Exercise directions = Gather all lines in the entries below that include the word "data".

(Items from an interface collection)
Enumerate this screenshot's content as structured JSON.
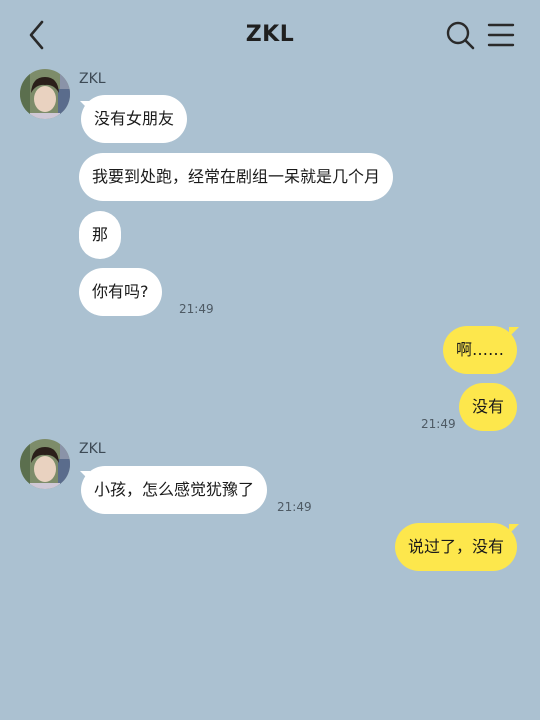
{
  "header": {
    "title": "ZKL",
    "back_icon": "chevron-left-icon",
    "search_icon": "search-icon",
    "menu_icon": "menu-icon"
  },
  "colors": {
    "background": "#abc1d1",
    "incoming_bubble": "#ffffff",
    "outgoing_bubble": "#fde74c"
  },
  "messages": {
    "group1": {
      "sender": "ZKL",
      "m1": "没有女朋友",
      "m2": "我要到处跑，经常在剧组一呆就是几个月",
      "m3": "那",
      "m4": "你有吗?",
      "time": "21:49"
    },
    "group2": {
      "m1": "啊……",
      "m2": "没有",
      "time": "21:49"
    },
    "group3": {
      "sender": "ZKL",
      "m1": "小孩，怎么感觉犹豫了",
      "time": "21:49"
    },
    "group4": {
      "m1": "说过了，没有"
    }
  }
}
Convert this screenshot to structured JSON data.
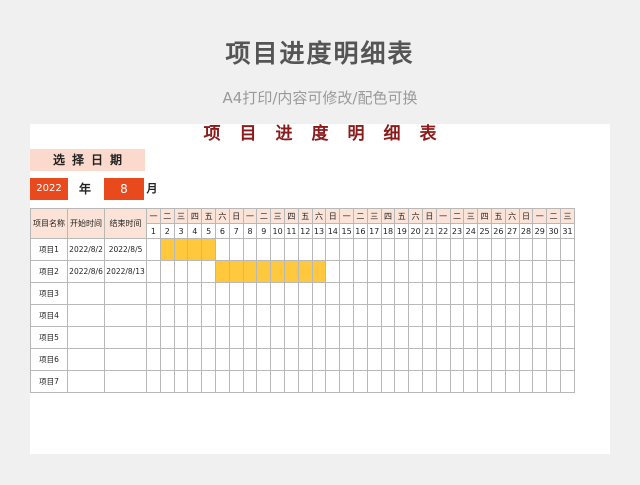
{
  "page": {
    "title": "项目进度明细表",
    "subtitle": "A4打印/内容可修改/配色可换"
  },
  "sheet": {
    "title": "项目进度明细表",
    "choose_date": "选择日期",
    "year": "2022",
    "year_label": "年",
    "month": "8",
    "month_label": "月",
    "columns": {
      "name": "项目名称",
      "start": "开始时间",
      "end": "结束时间"
    },
    "weekdays": [
      "一",
      "二",
      "三",
      "四",
      "五",
      "六",
      "日",
      "一",
      "二",
      "三",
      "四",
      "五",
      "六",
      "日",
      "一",
      "二",
      "三",
      "四",
      "五",
      "六",
      "日",
      "一",
      "二",
      "三",
      "四",
      "五",
      "六",
      "日",
      "一",
      "二",
      "三"
    ],
    "days": [
      "1",
      "2",
      "3",
      "4",
      "5",
      "6",
      "7",
      "8",
      "9",
      "10",
      "11",
      "12",
      "13",
      "14",
      "15",
      "16",
      "17",
      "18",
      "19",
      "20",
      "21",
      "22",
      "23",
      "24",
      "25",
      "26",
      "27",
      "28",
      "29",
      "30",
      "31"
    ],
    "rows": [
      {
        "name": "项目1",
        "start": "2022/8/2",
        "end": "2022/8/5",
        "bar_start_day": 2,
        "bar_end_day": 5
      },
      {
        "name": "项目2",
        "start": "2022/8/6",
        "end": "2022/8/13",
        "bar_start_day": 6,
        "bar_end_day": 13
      },
      {
        "name": "项目3",
        "start": "",
        "end": ""
      },
      {
        "name": "项目4",
        "start": "",
        "end": ""
      },
      {
        "name": "项目5",
        "start": "",
        "end": ""
      },
      {
        "name": "项目6",
        "start": "",
        "end": ""
      },
      {
        "name": "项目7",
        "start": "",
        "end": ""
      }
    ]
  },
  "colors": {
    "accent": "#e84a1e",
    "bar": "#ffc83d",
    "header_bg": "#fbe3d8",
    "title_red": "#8b1a1a"
  }
}
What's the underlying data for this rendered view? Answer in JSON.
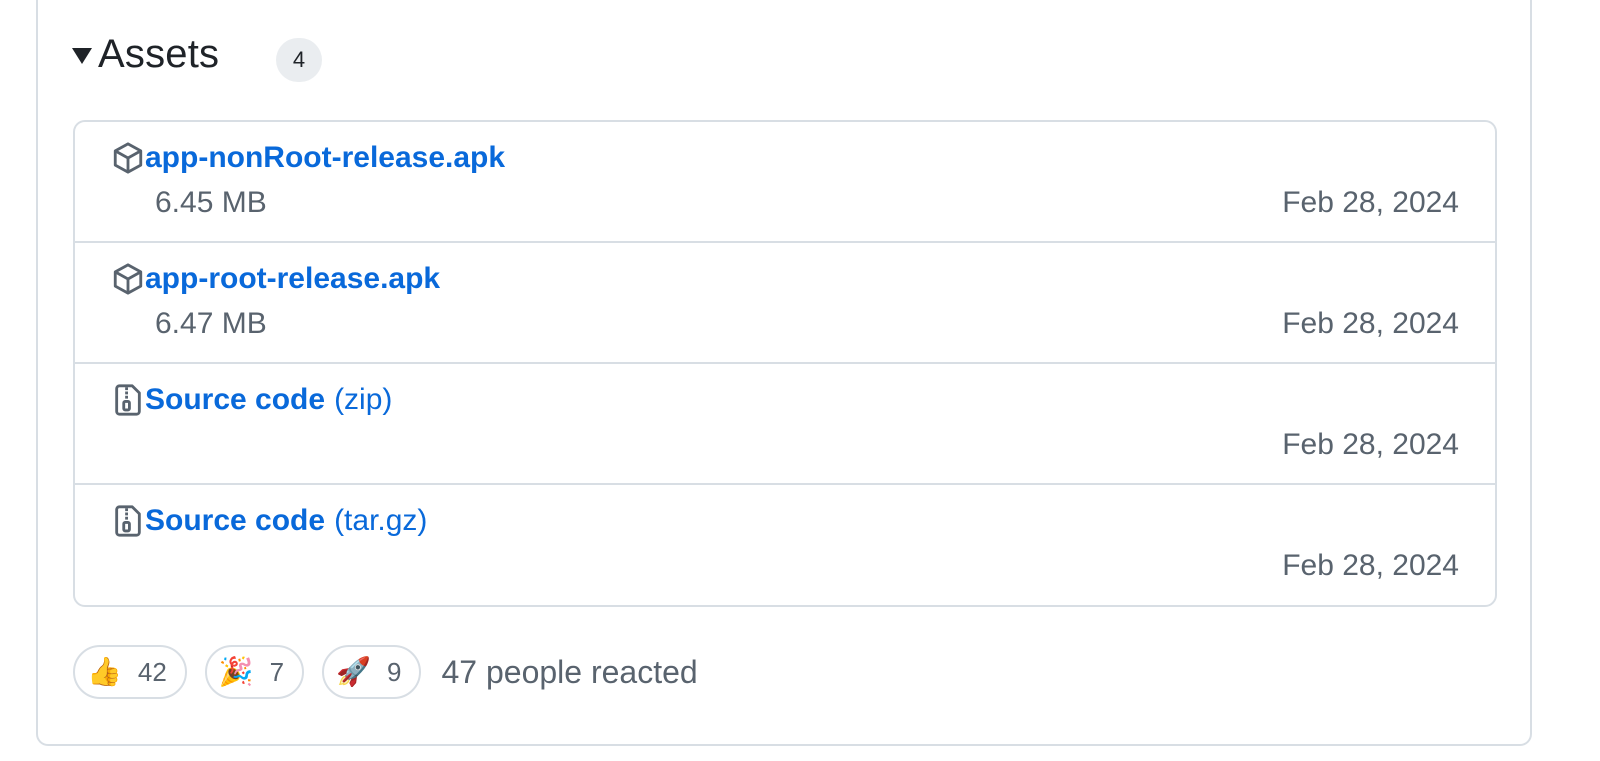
{
  "assets": {
    "title": "Assets",
    "count": "4",
    "items": [
      {
        "icon": "package-icon",
        "name": "app-nonRoot-release.apk",
        "suffix": "",
        "size": "6.45 MB",
        "date": "Feb 28, 2024"
      },
      {
        "icon": "package-icon",
        "name": "app-root-release.apk",
        "suffix": "",
        "size": "6.47 MB",
        "date": "Feb 28, 2024"
      },
      {
        "icon": "file-zip-icon",
        "name": "Source code",
        "suffix": "(zip)",
        "size": "",
        "date": "Feb 28, 2024"
      },
      {
        "icon": "file-zip-icon",
        "name": "Source code",
        "suffix": "(tar.gz)",
        "size": "",
        "date": "Feb 28, 2024"
      }
    ]
  },
  "reactions": {
    "items": [
      {
        "emoji": "👍",
        "icon": "thumbs-up-icon",
        "count": "42"
      },
      {
        "emoji": "🎉",
        "icon": "party-popper-icon",
        "count": "7"
      },
      {
        "emoji": "🚀",
        "icon": "rocket-icon",
        "count": "9"
      }
    ],
    "summary": "47 people reacted"
  },
  "colors": {
    "link": "#0969da",
    "muted": "#59636e",
    "border": "#d8dee4"
  }
}
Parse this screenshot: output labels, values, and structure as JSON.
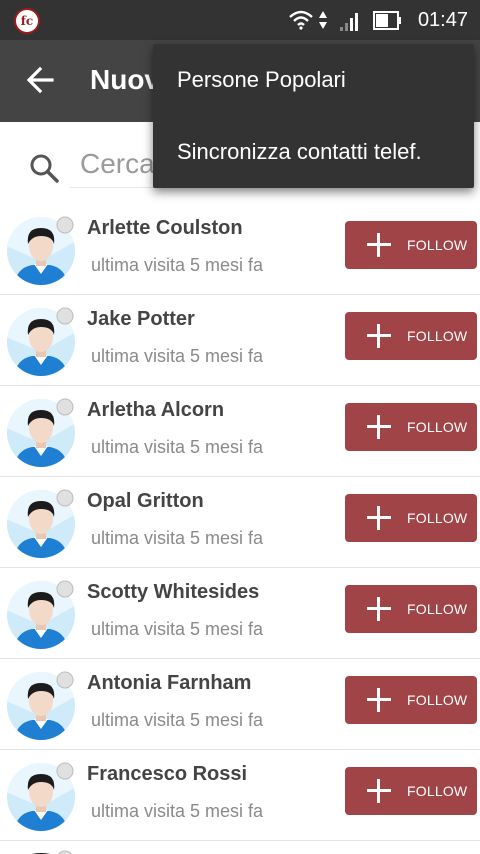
{
  "status_bar": {
    "app_icon_label": "fc",
    "icons": [
      "wifi-icon",
      "data-arrows-icon",
      "signal-icon",
      "battery-icon"
    ],
    "time": "01:47"
  },
  "app_bar": {
    "back_icon": "arrow-back-icon",
    "title": "Nuov"
  },
  "search": {
    "icon": "search-icon",
    "placeholder": "Cerca"
  },
  "users": [
    {
      "name": "Arlette Coulston",
      "last_seen": "ultima visita 5 mesi fa",
      "button_label": "FOLLOW"
    },
    {
      "name": "Jake Potter",
      "last_seen": "ultima visita 5 mesi fa",
      "button_label": "FOLLOW"
    },
    {
      "name": "Arletha Alcorn",
      "last_seen": "ultima visita 5 mesi fa",
      "button_label": "FOLLOW"
    },
    {
      "name": "Opal Gritton",
      "last_seen": "ultima visita 5 mesi fa",
      "button_label": "FOLLOW"
    },
    {
      "name": "Scotty Whitesides",
      "last_seen": "ultima visita 5 mesi fa",
      "button_label": "FOLLOW"
    },
    {
      "name": "Antonia Farnham",
      "last_seen": "ultima visita 5 mesi fa",
      "button_label": "FOLLOW"
    },
    {
      "name": "Francesco Rossi",
      "last_seen": "ultima visita 5 mesi fa",
      "button_label": "FOLLOW"
    }
  ],
  "overflow_menu": {
    "items": [
      {
        "label": "Persone Popolari"
      },
      {
        "label": "Sincronizza contatti telef."
      }
    ]
  },
  "colors": {
    "status_bar_bg": "#333333",
    "app_bar_bg": "#444444",
    "follow_button_bg": "#a04448",
    "menu_bg": "#333333"
  }
}
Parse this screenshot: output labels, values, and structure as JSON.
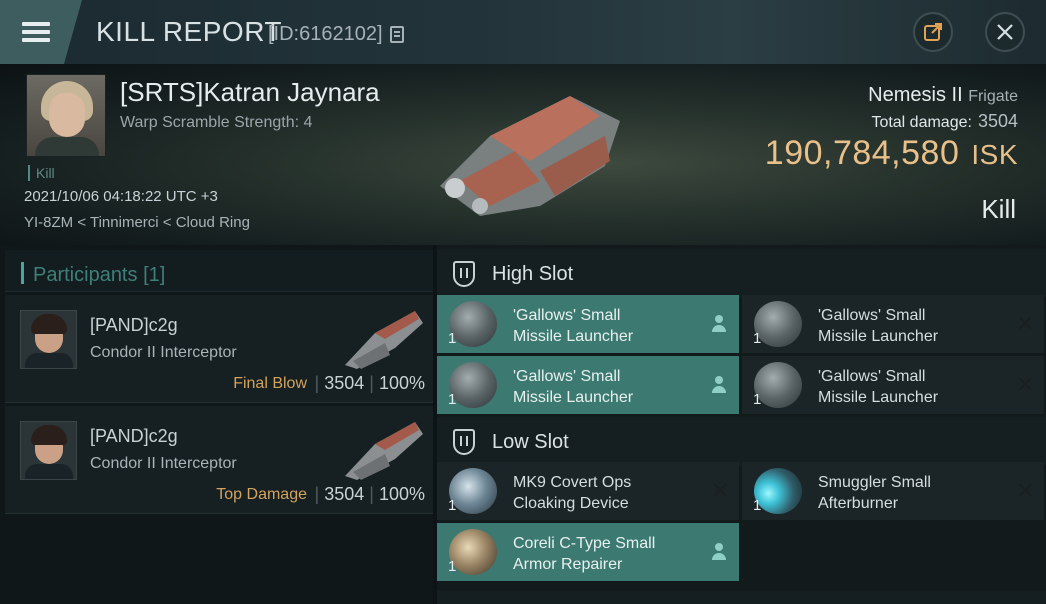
{
  "header": {
    "title": "KILL REPORT",
    "report_id": "[ID:6162102]"
  },
  "victim": {
    "name": "[SRTS]Katran Jaynara",
    "warp_scramble": "Warp Scramble Strength: 4",
    "kill_tag": "Kill",
    "datetime": "2021/10/06 04:18:22 UTC +3",
    "location": "YI-8ZM < Tinnimerci < Cloud Ring",
    "ship_name": "Nemesis II",
    "ship_class": "Frigate",
    "total_damage_label": "Total damage:",
    "total_damage_value": "3504",
    "isk_value": "190,784,580",
    "isk_unit": "ISK",
    "result_label": "Kill"
  },
  "participants": {
    "header_label": "Participants",
    "count": "[1]",
    "items": [
      {
        "name": "[PAND]c2g",
        "ship": "Condor II Interceptor",
        "role": "Final Blow",
        "damage": "3504",
        "percent": "100%"
      },
      {
        "name": "[PAND]c2g",
        "ship": "Condor II Interceptor",
        "role": "Top Damage",
        "damage": "3504",
        "percent": "100%"
      }
    ]
  },
  "slots": {
    "high": {
      "title": "High Slot",
      "modules": [
        {
          "qty": "1",
          "line1": "'Gallows' Small",
          "line2": "Missile Launcher",
          "status": "dropped"
        },
        {
          "qty": "1",
          "line1": "'Gallows' Small",
          "line2": "Missile Launcher",
          "status": "destroyed"
        },
        {
          "qty": "1",
          "line1": "'Gallows' Small",
          "line2": "Missile Launcher",
          "status": "dropped"
        },
        {
          "qty": "1",
          "line1": "'Gallows' Small",
          "line2": "Missile Launcher",
          "status": "destroyed"
        }
      ]
    },
    "low": {
      "title": "Low Slot",
      "modules": [
        {
          "qty": "1",
          "line1": "MK9 Covert Ops",
          "line2": "Cloaking Device",
          "status": "destroyed"
        },
        {
          "qty": "1",
          "line1": "Smuggler Small",
          "line2": "Afterburner",
          "status": "destroyed"
        },
        {
          "qty": "1",
          "line1": "Coreli C-Type Small",
          "line2": "Armor Repairer",
          "status": "dropped"
        }
      ]
    }
  },
  "colors": {
    "accent_teal": "#3c7a71",
    "isk_gold": "#e9c089",
    "role_orange": "#d2a35e"
  }
}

Answer for this exercise =
Convert this screenshot to structured JSON data.
What's the underlying data for this rendered view? Answer in JSON.
      "data-arrows-icon",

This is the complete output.